Film Noir Teacher Resources
Find Film Noir educational ideas and activities
Showing 1 - 16 of 16 resources
Learners study what influenced and inspired Billy Wilder while determining the plot, characters, and historical context of the film Double Indemnity. They investigate the stereotypes of Film Noir and how it shows the media messages of the post World War II era.
Students compare and contrast the narrative form of film with the artistic style. They also compare the screwball comedy genres with the film noir genre. They examine the historical roots of film.
Students begin the instructional activity by reading a book on film study. After watching the movie "Citizen Kane", they work together to identify the issues concerning the United States before World War II. As a class, they discuss how the ideas and views of the directors make their way into a film.
Students engage in a instructional activity that is concerned with the genre of Film Noir. They conduct research looking for the visual style, setting, morality, outlook, and character elements. They find the answer to the events that led to the emergence of the genre.
Learn about film and TV ratings systems in Canada (includes a comparison to the MPAA system) and how they influence appropriate viewing for youths. A detailed commentary about the film Seven pointed at revealing flaws in ratings systems and an article making a cause-and-effect connection between violence warnings and teen viewing both reflect the resource publication date. Easy to update with more current texts; the objectives are still relevant.
A study of how public perception is both reflected and influenced by film and television, this activity helps students develop an awareness of audience as well as a critical view of media. Depictions of police in television and film over the past 80 years is the subject of this activity. Your class begins by completing a Cinema Cop Profile based on images of police they have seen independently. Then, after a class discussion, groups research and complete a Cinema Cop Scavenger Hunt.
Learners define many terms related to film and genres. They examine examples of screwball comedy and apply the vocabulary terms to that genre. They discover how to "read" or analyze films they watch.
Students write New York Times Movie Guide Reviews using descriptive and persuasive language.
Students role play an interview. After researching Audrey Tautou and the movie Amelie, pairs of students take turns interviewing each other. One plays the role of a journalist and the other plays the role of an actress. During the simulation, students speak in French. The teacher observes their proper use of questions and adjective placement.
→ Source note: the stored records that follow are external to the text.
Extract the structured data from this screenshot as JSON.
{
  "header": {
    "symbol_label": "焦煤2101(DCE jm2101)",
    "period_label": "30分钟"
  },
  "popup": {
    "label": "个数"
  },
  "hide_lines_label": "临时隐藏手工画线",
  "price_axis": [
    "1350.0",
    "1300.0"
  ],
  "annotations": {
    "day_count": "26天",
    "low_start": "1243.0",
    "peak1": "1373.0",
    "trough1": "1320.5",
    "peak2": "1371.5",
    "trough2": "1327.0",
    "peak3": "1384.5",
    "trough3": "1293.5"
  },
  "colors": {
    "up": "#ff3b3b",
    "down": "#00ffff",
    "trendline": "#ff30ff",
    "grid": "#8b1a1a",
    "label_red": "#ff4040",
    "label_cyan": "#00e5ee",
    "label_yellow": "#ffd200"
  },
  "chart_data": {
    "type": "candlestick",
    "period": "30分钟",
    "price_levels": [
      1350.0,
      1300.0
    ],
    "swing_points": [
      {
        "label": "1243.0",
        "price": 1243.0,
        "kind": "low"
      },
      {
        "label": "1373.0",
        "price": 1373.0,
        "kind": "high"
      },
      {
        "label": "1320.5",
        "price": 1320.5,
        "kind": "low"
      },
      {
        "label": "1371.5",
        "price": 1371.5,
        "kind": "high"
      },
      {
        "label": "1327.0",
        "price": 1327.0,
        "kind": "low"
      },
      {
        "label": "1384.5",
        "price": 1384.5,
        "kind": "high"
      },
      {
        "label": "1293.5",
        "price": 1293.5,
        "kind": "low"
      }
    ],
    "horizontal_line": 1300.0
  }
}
Proficient English language learners or native English speakers develop vocabulary with this five-page packet. The first page contains six fill-in-the-blank questions, and learners must decide which word or words best completes the sentence provided. Example words include voracious, charlatans, disinterred, etc.
Modern art is great to experience because it brings contemporary issues into everyday conversation. Upper graders consider the work of Mickalene Thomas, an artist that uses photo collage techniques to capture the beauty of African American women in today's society. They can engage in any of the three suggested activities as a way to build a better understanding and deeper analysis of this modern art. Images, discussion questions, weblinks, ELA, social studies, and art activities are included.
Students examine the recent partial face transplant in Ameiens, France and the ensuing public debate on extreme plastic surgery. They participate in a fishbowl discussion on the ethics and implications of future face transplants.
Students discover the basic nutritional information for different foods. In this nutrition lesson students classify items, identify what a balanced diet is and determine what recipes are healthy.
In a detailed, creative writing task, potential poets analyze how race, identity, and society categorize and (mis)represent us. The learning begins with an imaginative anticipatory set where students describe unique situations that their skin has experienced (its earliest memory, what would your skin touch). It transitions with two class discussions about how their skin identifies who they are, and the title of Elis’ book Skin, Inc., and selected poems. It concludes with a two-part writing activity that “brands” the writer—allowing them to break free and repair their damaged identity. Included is an optional/extension activity for more mature and respectful learners where they “brand” each other's identities.
Students study paintings, sculptures and of objects d'art as documents to study the 19th century Industrial Revolution. In this art history lesson, students study a chronological timeline of art during the Industrial Revolution. Students read about the art and artists of this method and time.
Students examine the process for the creation of a home page and the use of HTML or Hypertext Markup Language. the instructional activity was originally written for librarians with little or no net experiences.